Keith Monaghan held strong convictions about the role of the artist in society. He successfully fought the stereotype of artist as a non-verbal and non-participatory member of society. During his tenure as Chairman, Monaghan directed much effort toward structuring events in order for the University to have maximum access to the Fine Arts Department, and in turn that the Art Department be recognized as an integral, vital and contributing member of the University Community. Many of the significant achievements of the Art Department weren’t given due acknowledgment, and therefore little of this history has been retained or is known today.
Keith Monaghan recognized the importance of exposure to the Arts in the university community.

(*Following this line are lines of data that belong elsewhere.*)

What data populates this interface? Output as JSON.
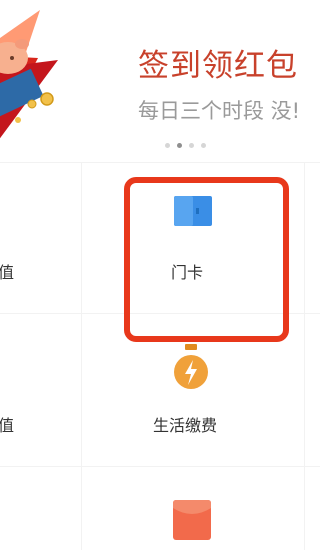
{
  "banner": {
    "title": "签到领红包",
    "subtitle": "每日三个时段 没!",
    "carousel_pages": 4,
    "carousel_active": 2
  },
  "services": [
    {
      "label": "值",
      "icon": "none"
    },
    {
      "label": "门卡",
      "icon": "door-card-icon"
    },
    {
      "label": "值",
      "icon": "none"
    },
    {
      "label": "生活缴费",
      "icon": "lightbulb-bolt-icon"
    },
    {
      "label": "",
      "icon": "red-packet-icon"
    }
  ],
  "colors": {
    "title": "#c8412b",
    "highlight": "#e8381b",
    "card_blue": "#3a8ee6",
    "bulb_orange": "#f0a13a",
    "packet_red": "#f26a4b"
  }
}
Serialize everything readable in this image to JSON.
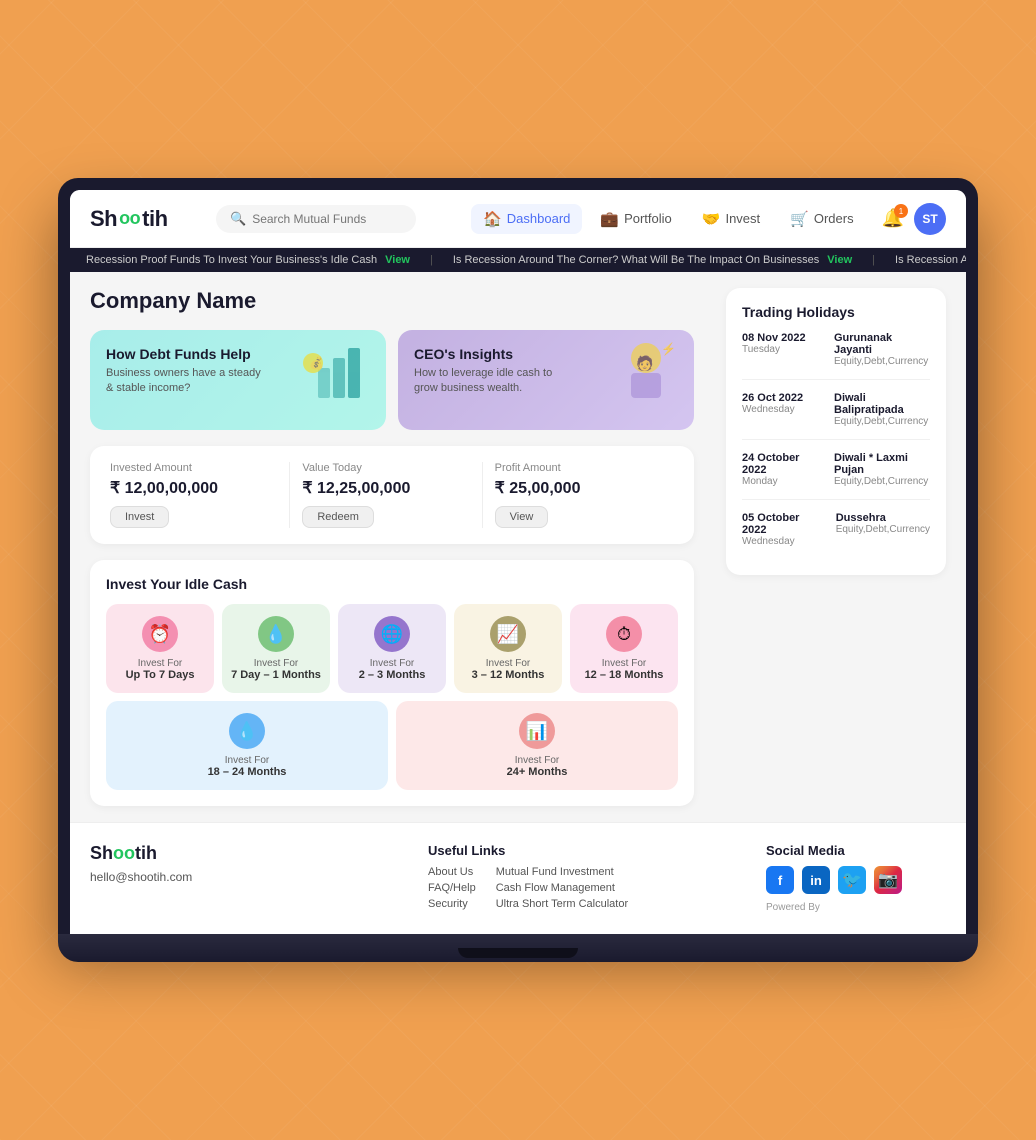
{
  "app": {
    "name": "Shootih",
    "logo_text": "Shoo↦tih"
  },
  "navbar": {
    "search_placeholder": "Search Mutual Funds",
    "links": [
      {
        "id": "dashboard",
        "label": "Dashboard",
        "icon": "🏠",
        "active": true
      },
      {
        "id": "portfolio",
        "label": "Portfolio",
        "icon": "💼",
        "active": false
      },
      {
        "id": "invest",
        "label": "Invest",
        "icon": "🤝",
        "active": false
      },
      {
        "id": "orders",
        "label": "Orders",
        "icon": "🛒",
        "active": false
      }
    ],
    "avatar_text": "ST"
  },
  "ticker": {
    "items": [
      {
        "text": "Recession Proof Funds To Invest Your Business's Idle Cash",
        "cta": "View"
      },
      {
        "text": "Is Recession Around The Corner? What Will Be The Impact On Businesses",
        "cta": "View"
      },
      {
        "text": "Is Recession Around The Corner? What Will Be The Impact On Bu...",
        "cta": ""
      }
    ]
  },
  "page": {
    "title": "Company Name"
  },
  "articles": [
    {
      "id": "debt-funds",
      "title": "How Debt Funds Help",
      "desc": "Business owners have a steady & stable income?",
      "color": "teal",
      "illustration": "📊"
    },
    {
      "id": "ceo-insights",
      "title": "CEO's Insights",
      "desc": "How to leverage idle cash to grow business wealth.",
      "color": "purple",
      "illustration": "💡"
    }
  ],
  "stats": [
    {
      "id": "invested",
      "label": "Invested Amount",
      "value": "₹ 12,00,00,000",
      "btn_label": "Invest"
    },
    {
      "id": "value",
      "label": "Value Today",
      "value": "₹ 12,25,00,000",
      "btn_label": "Redeem"
    },
    {
      "id": "profit",
      "label": "Profit Amount",
      "value": "₹ 25,00,000",
      "btn_label": "View"
    }
  ],
  "idle_cash": {
    "title": "Invest Your Idle Cash",
    "cards": [
      {
        "id": "up-to-7-days",
        "label_line1": "Invest For",
        "label_line2": "Up To 7 Days",
        "icon": "⏰",
        "color": "pink",
        "icon_color": "ic-pink"
      },
      {
        "id": "7day-1month",
        "label_line1": "Invest For",
        "label_line2": "7 Day – 1 Months",
        "icon": "💧",
        "color": "green",
        "icon_color": "ic-green"
      },
      {
        "id": "2-3months",
        "label_line1": "Invest For",
        "label_line2": "2 – 3 Months",
        "icon": "🌐",
        "color": "purple-light",
        "icon_color": "ic-purple"
      },
      {
        "id": "3-12months",
        "label_line1": "Invest For",
        "label_line2": "3 – 12 Months",
        "icon": "📈",
        "color": "yellow",
        "icon_color": "ic-yellow"
      },
      {
        "id": "12-18months",
        "label_line1": "Invest For",
        "label_line2": "12 – 18 Months",
        "icon": "⏱",
        "color": "pink2",
        "icon_color": "ic-pink2"
      },
      {
        "id": "18-24months",
        "label_line1": "Invest For",
        "label_line2": "18 – 24 Months",
        "icon": "💧",
        "color": "blue",
        "icon_color": "ic-blue"
      },
      {
        "id": "24plus-months",
        "label_line1": "Invest For",
        "label_line2": "24+ Months",
        "icon": "📊",
        "color": "pink3",
        "icon_color": "ic-red"
      }
    ]
  },
  "trading_holidays": {
    "title": "Trading Holidays",
    "items": [
      {
        "date": "08 Nov 2022",
        "day": "Tuesday",
        "name": "Gurunanak Jayanti",
        "type": "Equity,Debt,Currency"
      },
      {
        "date": "26 Oct 2022",
        "day": "Wednesday",
        "name": "Diwali Balipratipada",
        "type": "Equity,Debt,Currency"
      },
      {
        "date": "24 October 2022",
        "day": "Monday",
        "name": "Diwali * Laxmi Pujan",
        "type": "Equity,Debt,Currency"
      },
      {
        "date": "05 October 2022",
        "day": "Wednesday",
        "name": "Dussehra",
        "type": "Equity,Debt,Currency"
      }
    ]
  },
  "footer": {
    "brand": {
      "logo": "Shootih",
      "email": "hello@shootih.com"
    },
    "useful_links": {
      "title": "Useful Links",
      "col1": [
        "About Us",
        "FAQ/Help",
        "Security"
      ],
      "col2": [
        "Mutual Fund Investment",
        "Cash Flow Management",
        "Ultra Short Term Calculator"
      ]
    },
    "social_media": {
      "title": "Social Media",
      "icons": [
        "f",
        "in",
        "🐦",
        "📷"
      ],
      "powered_by": "Powered By"
    }
  }
}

The strategic placement of the Fine Arts Center and Museum of Art across from the football stadium and Student Union Building was affirmed following every event, as crowds would migrate across the street or pedestrian mall to view the current exhibition at the Museum of Art afterward. The opening exhibit for the Museum of Art in 1972, under the curatorial direction of Harvey West, provided an impressive introduction of the Museum of Art, featuring a Rodin Sculpture exhibition.
During Keith Monaghan’s accomplished teaching and administrative tenure at WSU (1947-1986), he also served two consecutive terms on the Washington Arts Commission, vastly contributing to increased Art Appreciation & Art Education throughout the state and Northwest region. It was evident that Keith Monaghan’s contribution to art in the Northwest, the San Francisco Bay Area and beyond was not limited to painting. Teaching was a lifelong priority for him and he greatly valued being an educator.

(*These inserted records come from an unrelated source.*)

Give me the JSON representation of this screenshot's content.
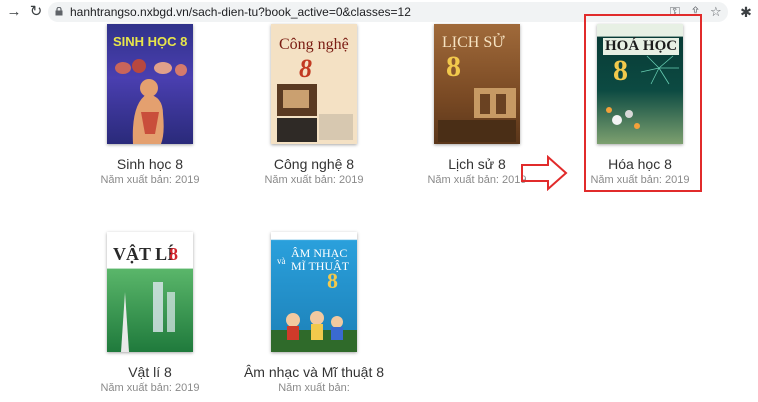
{
  "browser": {
    "url": "hanhtrangso.nxbgd.vn/sach-dien-tu?book_active=0&classes=12"
  },
  "books": [
    {
      "title": "Sinh học 8",
      "year": "Năm xuất bản: 2019",
      "cover_title": "SINH HỌC 8",
      "cover_color": "#2f2f86"
    },
    {
      "title": "Công nghệ 8",
      "year": "Năm xuất bản: 2019",
      "cover_title": "Công nghệ",
      "cover_number": "8",
      "cover_color": "#f4e1c4"
    },
    {
      "title": "Lịch sử 8",
      "year": "Năm xuất bản: 2019",
      "cover_title": "LỊCH SỬ",
      "cover_number": "8",
      "cover_color": "#8a5a2e"
    },
    {
      "title": "Hóa học 8",
      "year": "Năm xuất bản: 2019",
      "cover_title": "HOÁ HỌC",
      "cover_number": "8",
      "cover_color": "#0f3f3a"
    },
    {
      "title": "Vật lí 8",
      "year": "Năm xuất bản: 2019",
      "cover_title": "VẬT LÍ",
      "cover_number": "8",
      "cover_color": "#1f8a4a"
    },
    {
      "title": "Âm nhạc và Mĩ thuật 8",
      "year": "Năm xuất bản:",
      "cover_title_1": "ÂM NHẠC",
      "cover_title_2": "MĨ THUẬT",
      "cover_and": "và",
      "cover_number": "8",
      "cover_color": "#1f8fc8"
    }
  ],
  "annotation": {
    "highlight_color": "#e12b2b",
    "arrow_color": "#e12b2b"
  }
}
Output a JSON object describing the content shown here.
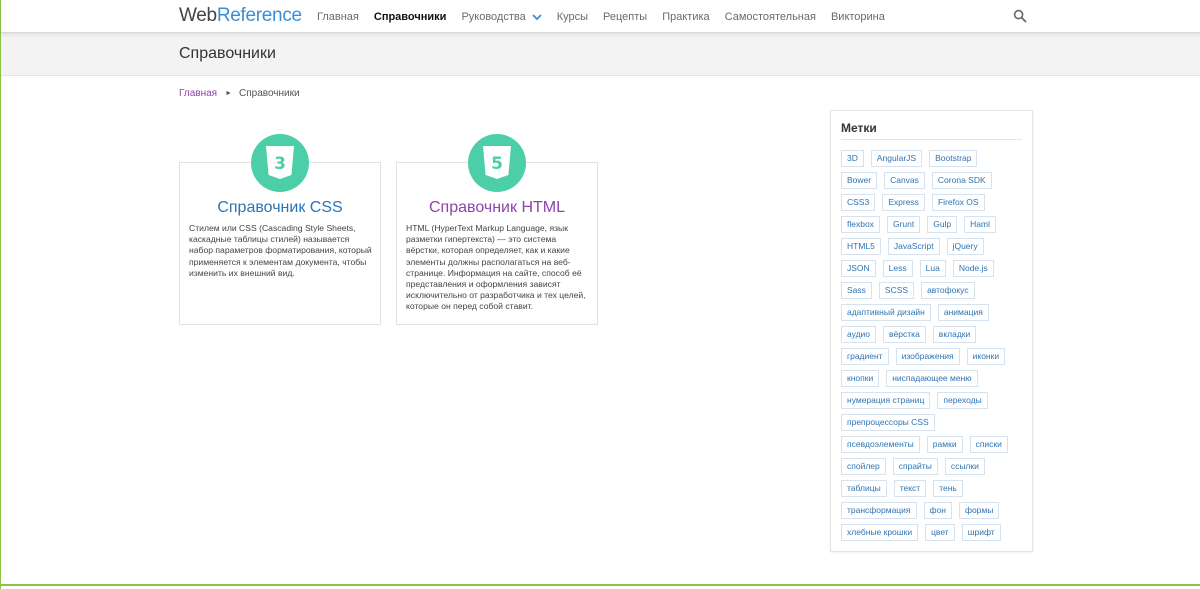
{
  "header": {
    "logo": {
      "part1": "Web",
      "part2": "Reference"
    },
    "nav": [
      {
        "label": "Главная",
        "active": false
      },
      {
        "label": "Справочники",
        "active": true
      },
      {
        "label": "Руководства",
        "active": false,
        "dropdown": true
      },
      {
        "label": "Курсы",
        "active": false
      },
      {
        "label": "Рецепты",
        "active": false
      },
      {
        "label": "Практика",
        "active": false
      },
      {
        "label": "Самостоятельная",
        "active": false
      },
      {
        "label": "Викторина",
        "active": false
      }
    ],
    "search_icon": "search-icon"
  },
  "page": {
    "title": "Справочники"
  },
  "breadcrumb": {
    "home": "Главная",
    "separator": "►",
    "current": "Справочники"
  },
  "cards": [
    {
      "icon": "css3-icon",
      "badge": "3",
      "title": "Справочник CSS",
      "title_color": "#2d74b5",
      "text": "Стилем или CSS (Cascading Style Sheets, каскадные таблицы стилей) называется набор параметров форматирования, который применяется к элементам документа, чтобы изменить их внешний вид."
    },
    {
      "icon": "html5-icon",
      "badge": "5",
      "title": "Справочник HTML",
      "title_color": "#8e44ad",
      "text": "HTML (HyperText Markup Language, язык разметки гипертекста) — это система вёрстки, которая определяет, как и какие элементы должны располагаться на веб-странице. Информация на сайте, способ её представления и оформления зависят исключительно от разработчика и тех целей, которые он перед собой ставит."
    }
  ],
  "sidebar": {
    "title": "Метки",
    "tag_rows": [
      [
        "3D",
        "AngularJS",
        "Bootstrap"
      ],
      [
        "Bower",
        "Canvas",
        "Corona SDK"
      ],
      [
        "CSS3",
        "Express",
        "Firefox OS"
      ],
      [
        "flexbox",
        "Grunt",
        "Gulp",
        "Haml"
      ],
      [
        "HTML5",
        "JavaScript",
        "jQuery"
      ],
      [
        "JSON",
        "Less",
        "Lua",
        "Node.js"
      ],
      [
        "Sass",
        "SCSS",
        "автофокус"
      ],
      [
        "адаптивный дизайн",
        "анимация"
      ],
      [
        "аудио",
        "вёрстка",
        "вкладки"
      ],
      [
        "градиент",
        "изображения",
        "иконки"
      ],
      [
        "кнопки",
        "ниспадающее меню"
      ],
      [
        "нумерация страниц",
        "переходы"
      ],
      [
        "препроцессоры CSS"
      ],
      [
        "псевдоэлементы",
        "рамки",
        "списки"
      ],
      [
        "спойлер",
        "спрайты",
        "ссылки"
      ],
      [
        "таблицы",
        "текст",
        "тень"
      ],
      [
        "трансформация",
        "фон",
        "формы"
      ],
      [
        "хлебные крошки",
        "цвет",
        "шрифт"
      ]
    ]
  },
  "colors": {
    "accent_blue": "#2d74b5",
    "accent_purple": "#8e44ad",
    "icon_teal": "#4ccfa9",
    "frame_green": "#8bc34a"
  }
}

On the day of Keith Monaghan’s retirement from WSU, Governor of Washington State, Booth Gardner, proclaimed May 10,1986 as ‘Keith Monaghan Appreciation Day’, during a dedication ceremony with WSU President Smith and countless colleagues in attendance, which took place within the Fine Arts Center facility which Keith Monaghan had worked so tenaciously to realize for Fine Arts students for many years to come. The Fine Arts faculty unanimously voted to dedicate the Fine Arts Center in Keith Monaghan’s name, in recognition of his career-long dedication, but sadly this never came to pass.

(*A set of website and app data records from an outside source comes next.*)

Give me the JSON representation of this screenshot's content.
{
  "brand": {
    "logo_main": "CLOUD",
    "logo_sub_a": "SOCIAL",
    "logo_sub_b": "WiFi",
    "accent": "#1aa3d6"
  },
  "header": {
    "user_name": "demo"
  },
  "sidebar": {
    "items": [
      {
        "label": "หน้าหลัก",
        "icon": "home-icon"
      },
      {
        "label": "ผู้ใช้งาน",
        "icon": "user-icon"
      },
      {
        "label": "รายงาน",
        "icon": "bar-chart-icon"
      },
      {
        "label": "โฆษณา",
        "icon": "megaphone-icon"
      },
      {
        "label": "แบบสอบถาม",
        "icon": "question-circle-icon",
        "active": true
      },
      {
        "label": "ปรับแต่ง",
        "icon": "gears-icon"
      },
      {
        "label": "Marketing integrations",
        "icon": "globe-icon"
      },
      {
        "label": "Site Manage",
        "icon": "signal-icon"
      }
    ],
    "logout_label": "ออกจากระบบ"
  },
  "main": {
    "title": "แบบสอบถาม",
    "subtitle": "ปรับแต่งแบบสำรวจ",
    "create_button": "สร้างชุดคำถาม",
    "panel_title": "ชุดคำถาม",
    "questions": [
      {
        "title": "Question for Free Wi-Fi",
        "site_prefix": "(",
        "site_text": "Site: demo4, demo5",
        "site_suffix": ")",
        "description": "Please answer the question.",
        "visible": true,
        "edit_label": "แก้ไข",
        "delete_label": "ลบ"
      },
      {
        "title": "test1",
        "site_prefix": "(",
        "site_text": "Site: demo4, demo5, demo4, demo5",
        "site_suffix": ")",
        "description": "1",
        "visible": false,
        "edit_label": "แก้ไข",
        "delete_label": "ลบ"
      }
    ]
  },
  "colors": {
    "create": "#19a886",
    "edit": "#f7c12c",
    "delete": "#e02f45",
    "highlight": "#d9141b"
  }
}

Following his retirement from teaching at WSU, the artist and his wife of 56 years, Dodi, returned to the SF Bay Area of their earlier years – residing part of the year in San Francisco and part of the year back in Pullman. Keith Monaghan continued to utilize his studio in the Fine Arts Center and continued participating in the annual Fine Arts Faculty Exhibition, until the year of his passing in 2001.
Keith Monaghan was an exceptionally far-reaching artist, educator and arts advocate, yet less recognized than many of his generational peers, regardless of geographic region, in large part because Monaghan felt that teaching (and making) Art was a higher calling than self-promotion as an artist.
As evidenced by his continual exhibitions in the Bay Area, including during his years in Pullman, Monaghan’s work remained of great interest and appeal to SF museum and gallery patrons, in addition to the continued major interest throughout the Northwest region and beyond. The breadth of Keith Monaghan’s work and its varied regional influences have created an exceptional artistic legacy.
The Artist’s Statement below accompanied his one-person exhibition at the Ebert Gallery in San Francisco in 1997:
“Many painters & poets in the history of art have been strongly affected by and responded to their physical environment. I think of my paintings as visual poems. My early work of the 1940’s and 1950’s was influenced by the unique character and feeling of the San Francisco Bay Area. My work from the 1950’s to 1990’s was influenced by the unusual forms, colors, and spatial qualities of rural Eastern Washington. My work then became a synthesis of these contrasting influences, having returned to residing in both locales.”Keith Monaghan